Insert: myapp@127.0.0.1

Now your observer should show the information for the remote node.

You probably could also connect the node in iex as code, but that’s how I’ve done it by now.

Yep, i tried that way as well. The only thing it tells me is: “connect failed”.

Which is more aggravating having in mind that proper English dictates it should be “connection failed” or something among those lines :stuck_out_tongue:

Back at stage 0. I just don’t know what else I can do to troubleshoot this. Not even journalctl -f is showing any logs now…

Doing erl -version in the remote machine returns:

Erlang (SMP,ASYNC_THREADS,HIPE) (BEAM) emulator version 9.3

Perhaps this is the issue? Perhaps this version is just too old?

That’s how I do it, if it helps.

# ssh port forwarding

$  ssh APP@HOST -L4369:localhost:4369 -L47636:localhost:47636

# remote shell

$  iex --name USR@127.0.0.1 --cookie COOKIE --remsh APP@127.0.0.1

# observer

$  iex --name USR@127.0.0.1 --cookie COOKIE
> Node.connect :"APP@127.0.0.1"
> :observer.start
# Change Node in GUI

Is epmd running locally? In my understanding (which could be wrong) you don’t want epmd running locally in this setup, only remotely.

Don’t you mean

$ ssh remote-user@remote-ip -L4369:localhost:4369 -L47636:localhost:47636

instead?


iex --name USR@127.0.0.1 --cookie COOKIE --remsh APP@127.0.0.1

I take it you execute this in the remote machine right?
What do you do if the app is already running and you can’t use iex? (which is the case)


  iex --name USR@127.0.0.1 --cookie COOKIE
> Node.connect :"APP@127.0.0.1"
> :observer.start
# Change Node in GUI

I assume this is done in localhost. What is the name of the app in the UI? Doesn’t show up for me :frowning:


Ohh, this is quite likely true. How do I kill EMPD processes? Looks like I have to look it up.

Something like

sudo lsof -t -i:4369

Should show you the process that has bound port 4369 locally. So you can run sudo lsof -t -i:4369 | xargs kill

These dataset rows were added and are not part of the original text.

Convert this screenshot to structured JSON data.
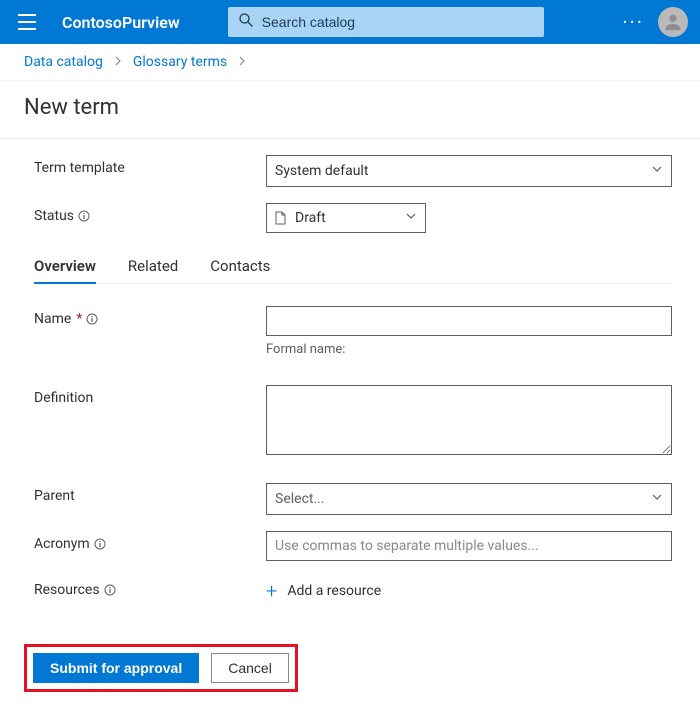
{
  "header": {
    "app_name": "ContosoPurview",
    "search_placeholder": "Search catalog"
  },
  "breadcrumb": {
    "items": [
      {
        "label": "Data catalog"
      },
      {
        "label": "Glossary terms"
      }
    ]
  },
  "page_title": "New term",
  "form": {
    "term_template": {
      "label": "Term template",
      "value": "System default"
    },
    "status": {
      "label": "Status",
      "value": "Draft"
    }
  },
  "tabs": [
    {
      "label": "Overview",
      "active": true
    },
    {
      "label": "Related",
      "active": false
    },
    {
      "label": "Contacts",
      "active": false
    }
  ],
  "fields": {
    "name": {
      "label": "Name",
      "required_mark": "*",
      "value": "",
      "formal_label": "Formal name:"
    },
    "definition": {
      "label": "Definition",
      "value": ""
    },
    "parent": {
      "label": "Parent",
      "placeholder": "Select..."
    },
    "acronym": {
      "label": "Acronym",
      "placeholder": "Use commas to separate multiple values..."
    },
    "resources": {
      "label": "Resources",
      "add_label": "Add a resource"
    }
  },
  "footer": {
    "submit_label": "Submit for approval",
    "cancel_label": "Cancel"
  },
  "colors": {
    "brand": "#0078d4",
    "highlight_border": "#e81123"
  }
}
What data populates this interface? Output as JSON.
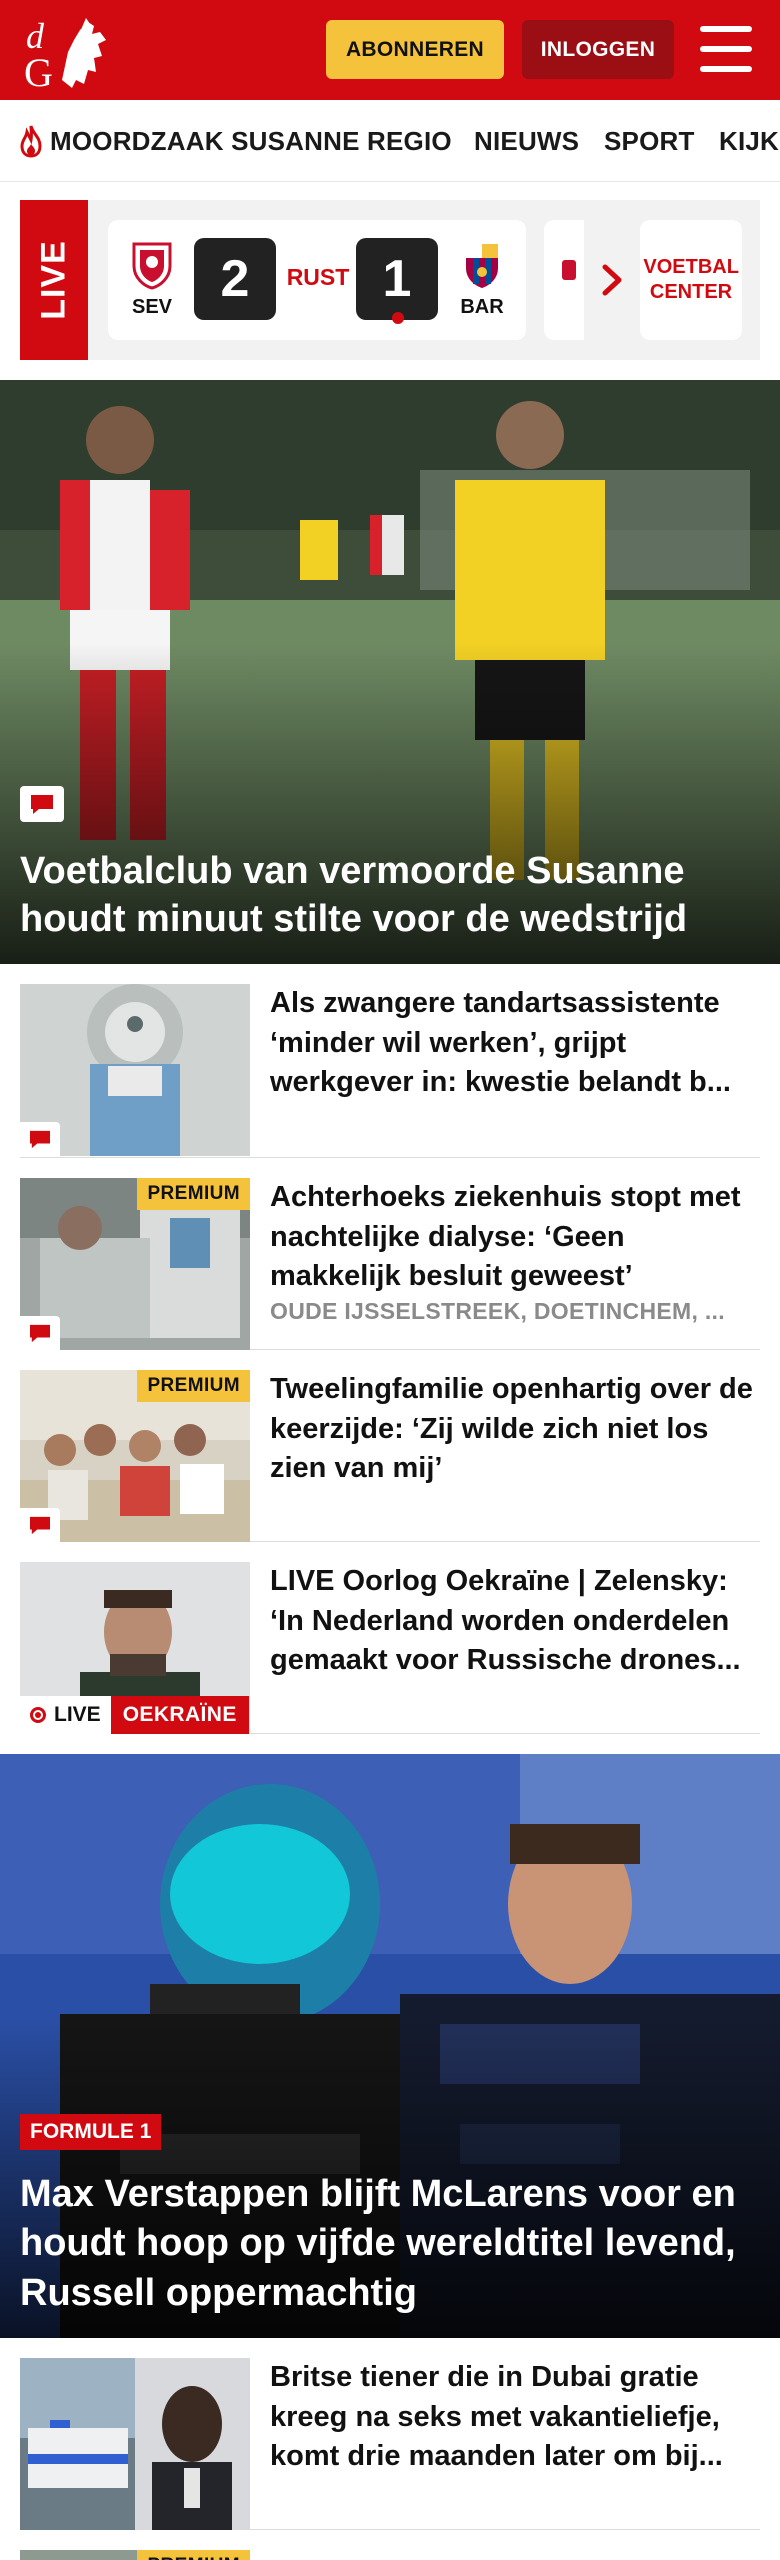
{
  "header": {
    "subscribe_label": "ABONNEREN",
    "login_label": "INLOGGEN",
    "colors": {
      "brand_red": "#d10a11",
      "subscribe_yellow": "#f5c33b",
      "login_dark_red": "#9b0e14"
    }
  },
  "nav": {
    "items": [
      {
        "label": "MOORDZAAK SUSANNE",
        "icon": "flame-icon"
      },
      {
        "label": "REGIO"
      },
      {
        "label": "NIEUWS"
      },
      {
        "label": "SPORT"
      },
      {
        "label": "KIJK"
      }
    ]
  },
  "live_scores": {
    "live_label": "LIVE",
    "match": {
      "home": {
        "abbr": "SEV",
        "score": "2"
      },
      "status": "RUST",
      "away": {
        "abbr": "BAR",
        "score": "1"
      }
    },
    "center_label": "VOETBAL CENTER"
  },
  "hero1": {
    "title": "Voetbalclub van vermoorde Susanne houdt minuut stilte voor de wedstrijd",
    "has_comments": true
  },
  "articles": [
    {
      "title": "Als zwangere tandartsassistente ‘minder wil werken’, grijpt werkgever in: kwestie belandt b...",
      "premium": false,
      "has_comments": true
    },
    {
      "title": "Achterhoeks ziekenhuis stopt met nachtelijke dialyse: ‘Geen makkelijk besluit geweest’",
      "meta": "OUDE IJSSELSTREEK, DOETINCHEM, ...",
      "premium": true,
      "premium_label": "PREMIUM",
      "has_comments": true
    },
    {
      "title": "Tweelingfamilie openhartig over de keerzijde: ‘Zij wilde zich niet los zien van mij’",
      "premium": true,
      "premium_label": "PREMIUM",
      "has_comments": true
    },
    {
      "title": "LIVE Oorlog Oekraïne | Zelensky: ‘In Nederland worden onderdelen gemaakt voor Russische drones...",
      "live_label": "LIVE",
      "tag": "OEKRAÏNE"
    }
  ],
  "hero2": {
    "tag": "FORMULE 1",
    "title": "Max Verstappen blijft McLarens voor en houdt hoop op vijfde wereldtitel levend, Russell oppermachtig"
  },
  "articles2": [
    {
      "title": "Britse tiener die in Dubai gratie kreeg na seks met vakantieliefje, komt drie maanden later om bij..."
    },
    {
      "premium_label": "PREMIUM"
    }
  ]
}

If lsof isn’t working for you you could also try something like netstat -anl |grep 4369

1 Like

yes

This is what I run locally to connect to the remote node (the app in production, for example). USR is a local name, COOKIE is the cookie in the remote node, and APP the user in remote host.

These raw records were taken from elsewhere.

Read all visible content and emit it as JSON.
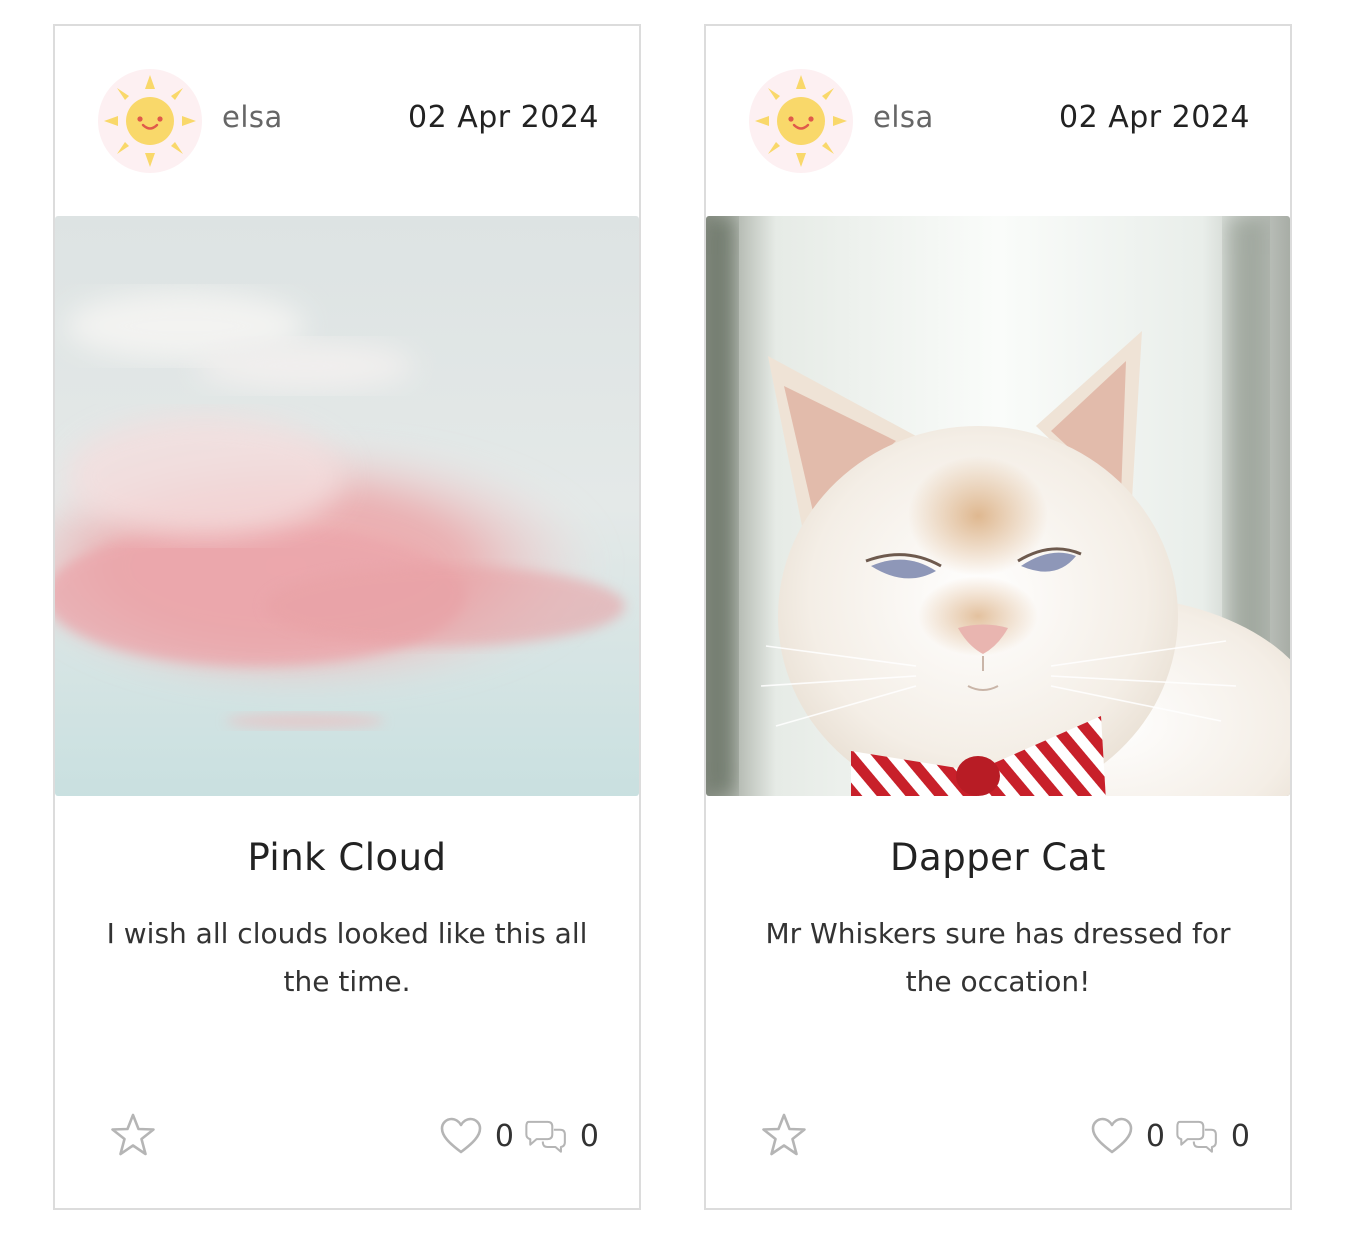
{
  "posts": [
    {
      "author": "elsa",
      "date": "02 Apr 2024",
      "title": "Pink Cloud",
      "description": "I wish all clouds looked like this all the time.",
      "likes": "0",
      "comments": "0",
      "image": "pink-cloud-photo"
    },
    {
      "author": "elsa",
      "date": "02 Apr 2024",
      "title": "Dapper Cat",
      "description": "Mr Whiskers sure has dressed for the occation!",
      "likes": "0",
      "comments": "0",
      "image": "white-cat-bow-tie-photo"
    }
  ],
  "icons": {
    "avatar": "sun-face-icon",
    "favorite": "star-outline-icon",
    "like": "heart-outline-icon",
    "comment": "chat-bubbles-icon"
  },
  "colors": {
    "border": "#dcdcdc",
    "icon_gray": "#b5b5b5",
    "sun_yellow": "#f9d86a"
  }
}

Yes, you run it local just like the other iex command. The difference is that I use this one to run observer. The other to use the IEx.

You will see the applications in the observer menu, “Nodes”. There you should be able to switch to the remote application you wanna observe.

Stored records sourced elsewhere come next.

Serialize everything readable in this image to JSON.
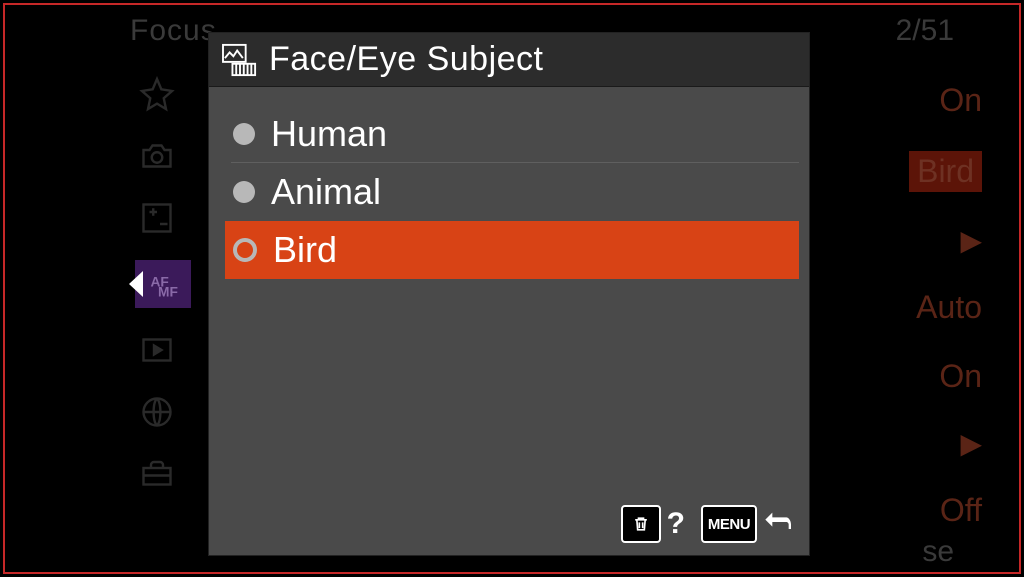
{
  "background": {
    "header": "Focus",
    "page": "2/51",
    "close": "se",
    "values": [
      "On",
      "Bird",
      "▶",
      "Auto",
      "On",
      "▶",
      "Off"
    ]
  },
  "modal": {
    "title": "Face/Eye Subject",
    "options": [
      {
        "label": "Human",
        "selected": false
      },
      {
        "label": "Animal",
        "selected": false
      },
      {
        "label": "Bird",
        "selected": true
      }
    ],
    "footer": {
      "help": "?",
      "menu": "MENU"
    }
  }
}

Does it work now? :smiley:

2 Likes

What dark magic is this?

The past 2 days of my life have been consumed by this. And you, out of nowhere, somehow managed to bring me a solution. I never thought this would work. To be honest, I quite don’t understand why, but who cares, it works !

Summary

To summarize (since I am sure I will forget about this 4 steps of hell) I am putting it here everything I did.

All steps in local machine:

  1. get the ports from the remote server:

    ssh remote-user@remote-ip "epmd -names"

    epmd: up and running on port 4369 with data:
    name super_duper_app at port 43175

2: create a ssh tunel with the ports:

ssh remote-user@remote-ip -L4369:localhost:4369 -L43175:localhost:43175

  1. On another terminal in your local machine, run a iex terminal with the cookie the app in your remote server is using. Then connect to it and start observer:

    iex --name observer@127.0.0.1 --cookie super_duper_cookie

    Node.connect :"super_duper_app@127.0.0.1"
    true
    :observer.start

With observer started, select the machine from the Nodes menu.

2 Likes

Aren’t step 1 and 2 the same as in your original post? It sounds like the major issue you fixed is whatever was originally causing you this error after step 2:

bind [127.0.0.1]:4369: Address already in use
channel_setup_fwd_listener_tcpip: cannot listen to port: 4369
1 Like

I have this module that generate the instructions to connect that I’ve posted here, so you don’t need to get the epmd port every time. You need to replace some module variables, and beware @app is the same as remote user for us, not sure if it’s just gonna work for you.

Cheers

2 Likes

Following your suggestions to kill processes using the port also help immensely, that is true.

Thanks for the script and for the help. We will change some parts of the script but the overall idea is clear!

1 Like